MAGNA reports that the ad market recovered faster than it did during the last recession of 2008-2009. Total advertising (linear and digital) decreased during only the second quarter of 2020, compared to nine consecutive quarters in 2007-2009. Linear ad spending is suffering just as much as it did 11 years ago, but spending is expected to grow again in second quarter 2021 after four negative quarters compared to 11 consecutive quarters during the great recession.
MAGNA’s final estimate for U.S. media owners’ net ad revenues in 2020, that it notes shows even greater resilience than previous estimates indicates the U.S. market was essentially stable in 2020 at one percent to $226 billion. Non-political growth was also better than expected, slipping only two percent. The fourth quarter of 2020 was exceptionally strong, based on the analysis of financial reports from media companies due to economic stabilization, strong holiday sales and record political spending in October. Year-over-year ad revenue growth reached 12 percent—eight percent excluding political ad spending—but that it was entirely driven by, and captured by, digital ad formats (up 24 percent) while linear ad spending was down five percent.
The stability of the U.S. ad market in 2020, despite the economic recession, benefited from record-breaking political advertising. Political campaign spending generated $7 billion in incremental revenues for media companies, up 75 percent from 2016. Local television attracted the bulk of this spending but digital campaign spending almost tripled 2016’s total, at $1.5 billion. MAGNA also says that the ad market’s resilience in 2020 was supported by continued double-digit growth in digital advertising as ecommerce surged and digital marketing was adopted by both national brands and local businesses.
Digital ad sales grew by 13 percent overall while social and video formats grew by more than 20 percent.

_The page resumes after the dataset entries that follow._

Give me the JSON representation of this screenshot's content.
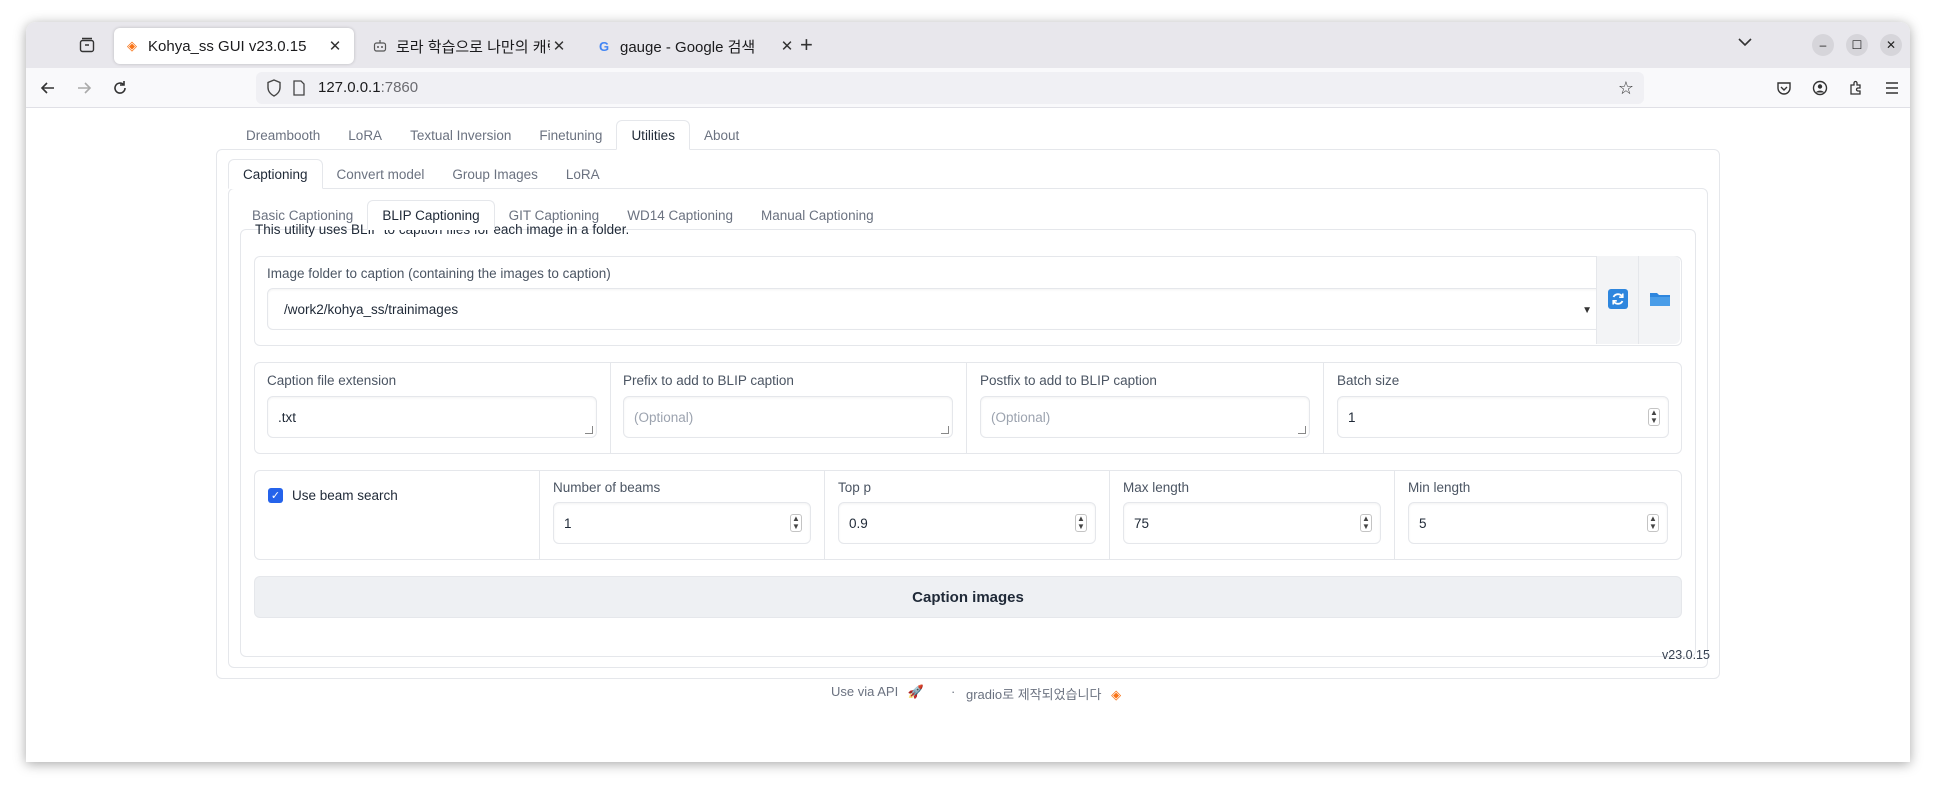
{
  "browser": {
    "tabs": [
      {
        "title": "Kohya_ss GUI v23.0.15",
        "favicon": "gradio-icon",
        "active": true
      },
      {
        "title": "로라 학습으로 나만의 캐릭터",
        "favicon": "robot-icon",
        "active": false
      },
      {
        "title": "gauge - Google 검색",
        "favicon": "google-icon",
        "active": false
      }
    ],
    "url_host": "127.0.0.1",
    "url_port": ":7860"
  },
  "main_tabs": [
    "Dreambooth",
    "LoRA",
    "Textual Inversion",
    "Finetuning",
    "Utilities",
    "About"
  ],
  "main_tab_active": "Utilities",
  "sub_tabs": [
    "Captioning",
    "Convert model",
    "Group Images",
    "LoRA"
  ],
  "sub_tab_active": "Captioning",
  "caption_tabs": [
    "Basic Captioning",
    "BLIP Captioning",
    "GIT Captioning",
    "WD14 Captioning",
    "Manual Captioning"
  ],
  "caption_tab_active": "BLIP Captioning",
  "description": "This utility uses BLIP to caption files for each image in a folder.",
  "image_folder": {
    "label": "Image folder to caption (containing the images to caption)",
    "value": "/work2/kohya_ss/trainimages"
  },
  "caption_ext": {
    "label": "Caption file extension",
    "value": ".txt"
  },
  "prefix": {
    "label": "Prefix to add to BLIP caption",
    "placeholder": "(Optional)"
  },
  "postfix": {
    "label": "Postfix to add to BLIP caption",
    "placeholder": "(Optional)"
  },
  "batch_size": {
    "label": "Batch size",
    "value": "1"
  },
  "beam_search": {
    "label": "Use beam search",
    "checked": true
  },
  "num_beams": {
    "label": "Number of beams",
    "value": "1"
  },
  "top_p": {
    "label": "Top p",
    "value": "0.9"
  },
  "max_length": {
    "label": "Max length",
    "value": "75"
  },
  "min_length": {
    "label": "Min length",
    "value": "5"
  },
  "caption_button": "Caption images",
  "version": "v23.0.15",
  "footer": {
    "use_api": "Use via API",
    "separator": "·",
    "built_with": "gradio로 제작되었습니다"
  },
  "colors": {
    "accent": "#2563eb",
    "tab_orange": "#f97316"
  }
}
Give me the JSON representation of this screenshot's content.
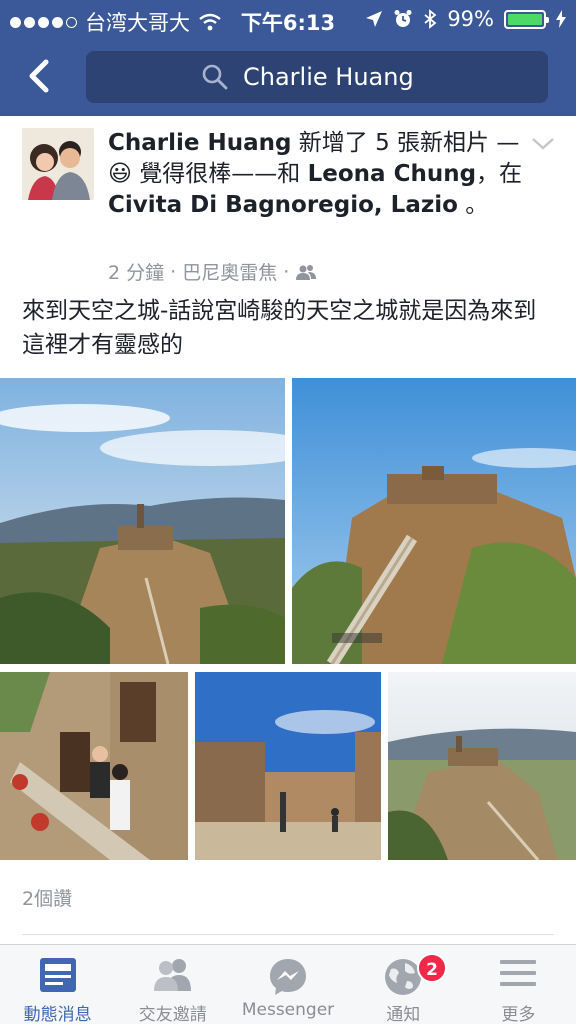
{
  "status_bar": {
    "carrier": "台湾大哥大",
    "time": "下午6:13",
    "battery": "99%",
    "battery_level": 0.99
  },
  "nav": {
    "search_text": "Charlie Huang"
  },
  "post": {
    "author": "Charlie Huang",
    "action": " 新增了 5 張新相片 — ",
    "feeling_emoji": "😃",
    "feeling": " 覺得很棒——和 ",
    "tagged": "Leona Chung",
    "at": "，在 ",
    "place": "Civita Di Bagnoregio, Lazio",
    "end": " 。",
    "time": "2 分鐘",
    "location_meta": "巴尼奧雷焦",
    "separator": "·",
    "text": "來到天空之城-話說宮崎駿的天空之城就是因為來到這裡才有靈感的",
    "likes": "2個讚",
    "photo_count": 5
  },
  "tabs": [
    {
      "label": "動態消息",
      "icon": "news-feed-icon",
      "active": true
    },
    {
      "label": "交友邀請",
      "icon": "friend-requests-icon",
      "active": false
    },
    {
      "label": "Messenger",
      "icon": "messenger-icon",
      "active": false
    },
    {
      "label": "通知",
      "icon": "notifications-globe-icon",
      "active": false,
      "badge": "2"
    },
    {
      "label": "更多",
      "icon": "menu-icon",
      "active": false
    }
  ],
  "colors": {
    "brand": "#3b5998",
    "active_tab": "#4267b2",
    "badge": "#f02849",
    "battery": "#4cd964"
  }
}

The “big three” digital giants—Google, Facebook and Amazon—outperformed again, growing ad revenues by 17 percent to reach a market share of 82 percent; other digital pure players also grew above average (27 percent); by contrast, traditional media companies and independent publishers barely stabilized digital ad sales.
“Our final estimate for U.S. advertising revenues in 2020 confirms that digital marketing was not only resilient but thrived in the COVID, as the organic growth factors all accelerated (shift to ecommerce, digital media consumption, small business adoption, etc.),” says Vincent Letang, executive vice president, global market intelligence at MAGNA. “Meanwhile, upper-funnel marketing budget, including branding ad campaigns, suffered just as much as in the previous recession. The latest economic and business outlook for 2021 gives us confidence that most industry verticals will grow ad spend again, up and down the funnel, and that will benefit nearly all media channels this year.”